Work to be completed:
Select, from the material below, each line with "image" in it.
[Material provided]
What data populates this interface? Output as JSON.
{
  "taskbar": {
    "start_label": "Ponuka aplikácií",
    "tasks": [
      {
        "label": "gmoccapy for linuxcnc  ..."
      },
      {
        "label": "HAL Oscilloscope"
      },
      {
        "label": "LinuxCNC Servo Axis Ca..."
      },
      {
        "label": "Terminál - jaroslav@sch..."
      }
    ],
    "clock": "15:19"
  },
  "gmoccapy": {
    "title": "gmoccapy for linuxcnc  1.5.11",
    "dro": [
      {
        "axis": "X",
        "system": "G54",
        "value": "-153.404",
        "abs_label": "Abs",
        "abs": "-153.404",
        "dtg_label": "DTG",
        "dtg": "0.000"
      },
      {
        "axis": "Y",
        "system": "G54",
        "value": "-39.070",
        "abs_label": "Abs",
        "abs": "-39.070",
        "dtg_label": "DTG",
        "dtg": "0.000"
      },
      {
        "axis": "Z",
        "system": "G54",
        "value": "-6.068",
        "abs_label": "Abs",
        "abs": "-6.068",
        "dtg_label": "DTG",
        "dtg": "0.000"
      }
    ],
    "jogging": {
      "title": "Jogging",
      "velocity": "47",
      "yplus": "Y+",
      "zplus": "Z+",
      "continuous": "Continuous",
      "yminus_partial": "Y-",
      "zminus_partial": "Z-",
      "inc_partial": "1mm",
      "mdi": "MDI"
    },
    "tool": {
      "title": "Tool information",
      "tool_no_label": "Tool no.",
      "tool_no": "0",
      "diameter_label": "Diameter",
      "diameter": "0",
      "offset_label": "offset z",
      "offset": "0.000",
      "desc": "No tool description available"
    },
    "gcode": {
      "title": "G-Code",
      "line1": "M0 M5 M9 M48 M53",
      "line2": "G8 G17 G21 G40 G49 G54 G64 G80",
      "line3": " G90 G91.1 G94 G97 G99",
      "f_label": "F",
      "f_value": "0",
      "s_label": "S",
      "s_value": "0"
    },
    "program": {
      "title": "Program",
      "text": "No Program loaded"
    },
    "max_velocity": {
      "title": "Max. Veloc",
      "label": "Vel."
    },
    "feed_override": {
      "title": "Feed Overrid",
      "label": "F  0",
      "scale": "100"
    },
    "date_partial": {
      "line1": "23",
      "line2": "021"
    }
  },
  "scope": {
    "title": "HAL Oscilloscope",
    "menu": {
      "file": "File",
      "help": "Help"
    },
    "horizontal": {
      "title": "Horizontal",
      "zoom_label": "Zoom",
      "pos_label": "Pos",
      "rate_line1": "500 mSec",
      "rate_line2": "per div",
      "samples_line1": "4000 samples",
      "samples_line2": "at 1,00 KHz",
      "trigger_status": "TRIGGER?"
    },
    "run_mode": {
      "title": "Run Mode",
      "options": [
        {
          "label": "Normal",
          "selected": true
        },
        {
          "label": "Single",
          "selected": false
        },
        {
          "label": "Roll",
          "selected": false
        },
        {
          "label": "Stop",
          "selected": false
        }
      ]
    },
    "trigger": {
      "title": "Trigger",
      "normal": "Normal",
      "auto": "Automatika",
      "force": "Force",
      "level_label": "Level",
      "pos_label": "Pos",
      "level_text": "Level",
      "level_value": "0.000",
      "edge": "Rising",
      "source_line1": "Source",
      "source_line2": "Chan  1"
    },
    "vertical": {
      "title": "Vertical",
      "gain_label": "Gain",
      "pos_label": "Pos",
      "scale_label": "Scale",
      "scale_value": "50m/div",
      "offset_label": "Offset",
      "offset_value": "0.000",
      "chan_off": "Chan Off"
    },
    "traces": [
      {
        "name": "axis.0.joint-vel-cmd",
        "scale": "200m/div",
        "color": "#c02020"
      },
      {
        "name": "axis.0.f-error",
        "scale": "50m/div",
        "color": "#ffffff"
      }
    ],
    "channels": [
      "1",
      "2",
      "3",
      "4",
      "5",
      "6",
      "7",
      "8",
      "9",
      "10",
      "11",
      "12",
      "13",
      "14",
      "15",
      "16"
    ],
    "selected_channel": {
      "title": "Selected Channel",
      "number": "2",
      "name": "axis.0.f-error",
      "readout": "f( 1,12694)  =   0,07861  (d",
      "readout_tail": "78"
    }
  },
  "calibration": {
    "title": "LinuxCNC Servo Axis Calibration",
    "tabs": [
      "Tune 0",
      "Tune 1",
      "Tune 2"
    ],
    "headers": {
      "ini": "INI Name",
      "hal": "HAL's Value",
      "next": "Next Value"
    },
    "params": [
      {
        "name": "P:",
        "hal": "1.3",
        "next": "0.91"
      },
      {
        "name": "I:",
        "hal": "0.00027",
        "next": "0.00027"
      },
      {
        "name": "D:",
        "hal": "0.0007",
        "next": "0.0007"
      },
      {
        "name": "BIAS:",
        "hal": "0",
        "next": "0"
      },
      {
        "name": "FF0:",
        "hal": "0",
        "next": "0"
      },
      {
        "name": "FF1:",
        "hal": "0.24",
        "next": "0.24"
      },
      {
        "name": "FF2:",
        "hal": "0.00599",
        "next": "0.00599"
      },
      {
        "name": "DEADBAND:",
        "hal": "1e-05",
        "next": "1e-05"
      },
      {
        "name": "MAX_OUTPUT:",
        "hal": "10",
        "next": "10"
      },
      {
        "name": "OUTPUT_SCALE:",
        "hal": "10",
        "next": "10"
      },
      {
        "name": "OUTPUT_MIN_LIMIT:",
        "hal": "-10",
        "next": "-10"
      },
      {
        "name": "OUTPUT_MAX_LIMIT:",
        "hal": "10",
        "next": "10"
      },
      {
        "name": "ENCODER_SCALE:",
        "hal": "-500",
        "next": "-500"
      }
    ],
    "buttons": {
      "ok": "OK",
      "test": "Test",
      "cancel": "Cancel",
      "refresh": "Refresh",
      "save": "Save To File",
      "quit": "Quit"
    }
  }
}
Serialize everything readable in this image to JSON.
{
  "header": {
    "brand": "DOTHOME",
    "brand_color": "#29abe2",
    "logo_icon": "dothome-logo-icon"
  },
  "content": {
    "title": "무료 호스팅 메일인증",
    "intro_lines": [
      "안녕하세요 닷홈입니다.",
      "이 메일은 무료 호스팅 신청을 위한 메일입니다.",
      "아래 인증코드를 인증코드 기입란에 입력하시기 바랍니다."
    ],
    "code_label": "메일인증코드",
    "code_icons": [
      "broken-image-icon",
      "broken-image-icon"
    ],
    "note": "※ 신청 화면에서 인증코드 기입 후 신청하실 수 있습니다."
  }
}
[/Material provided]
Answer box:
Serialize everything readable in this image to JSON.
      "broken-image-icon",
      "broken-image-icon"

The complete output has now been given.